The local police have been investigating an unnamed Ponzi Scheme in Ladysmith, as reported by IOL. According to the report, however, Bitcoin Wallet minimally appears to have made get-rich-quick promises to prospective investors.
An unnamed community member reportedly told the publication that Bitcoin Wallet promised to double investors’ money within a matter of weeks:
“From what we have heard, Bitcoin Wallet is an investment, not a pyramid scheme. […] He (the owner) has spoken in the media, that he invests the money in bitcoins and is able to double that money within three hours. […] If you put in an amount of R100000, you get back an amount of R200000 in 15 days.”
As per an earlier announcement, Sgumza told Ladysmith Gazette, just five days prior to the arson event, that he was simply a manager, without knowledge or power over the company’s alleged back-end troubles:
“I don’t know what’s going on. I don’t know online or how this system works. I have to be workshopped. The owner of the company is operating the online business. I was only the manager of the Ladysmith branch.”
Sgumza further claimed that he himself lost money and was now out of a job:
“I won’t continue working. I don’t have cash anymore. The owner says people must go online and collect their money online. I, myself, have invested my money in there. I submitted my banking details online and now I am also waiting.”
Tensions have reportedly been high in the area, with a communications officer receiving complaints about crowds, public disturbance, and traffic congestion. Moreover, clients reportedly engaged in a scuffle when Bitcoin Wallets staff turned them away while they tried to enter the company offices.
Sgumza reportedly said in a radio interview on July 9 that Bitcoin Wallets customers were being defrauded by a presumably unrelated scam. The scam reportedly targeted people who were creditors of Bitcoin Wallets, saying they needed to log onto a website to collect their funds.

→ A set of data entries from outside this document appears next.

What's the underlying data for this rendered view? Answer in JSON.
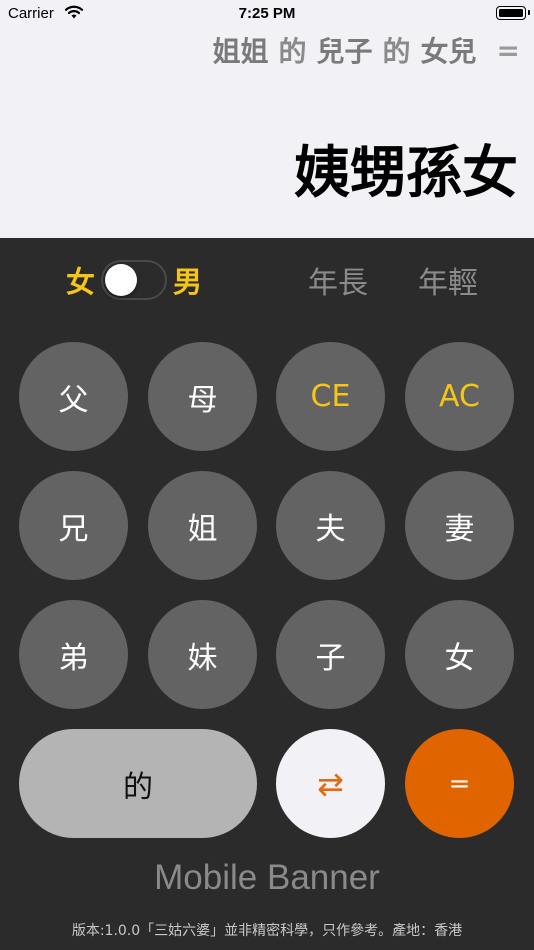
{
  "status_bar": {
    "carrier": "Carrier",
    "time": "7:25 PM"
  },
  "display": {
    "expression": [
      "姐姐",
      "的",
      "兒子",
      "的",
      "女兒"
    ],
    "equals": "=",
    "result": "姨甥孫女"
  },
  "gender": {
    "female": "女",
    "male": "男",
    "toggle_state": "female"
  },
  "age": {
    "older": "年長",
    "younger": "年輕"
  },
  "keys": {
    "father": "父",
    "mother": "母",
    "ce": "CE",
    "ac": "AC",
    "older_brother": "兄",
    "older_sister": "姐",
    "husband": "夫",
    "wife": "妻",
    "younger_brother": "弟",
    "younger_sister": "妹",
    "son": "子",
    "daughter": "女",
    "of": "的",
    "swap": "⇄",
    "equals": "="
  },
  "banner": "Mobile Banner",
  "footer": "版本:1.0.0「三姑六婆」並非精密科學，只作參考。產地：香港",
  "colors": {
    "accent_yellow": "#f5c518",
    "equals_orange": "#e06500",
    "key_gray": "#636363"
  }
}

As reported by Cointelegraph on July 2, South Africa was trading Bitcoin at almost $11,000 on the crypto exchange Luno, which was 10.5% higher than Cointelegraph’s price index at the time. Adamant Capital partner Tuur Demeester, however, cautioned that the listed price likely represents “inflation that is simply not recognized by the government.”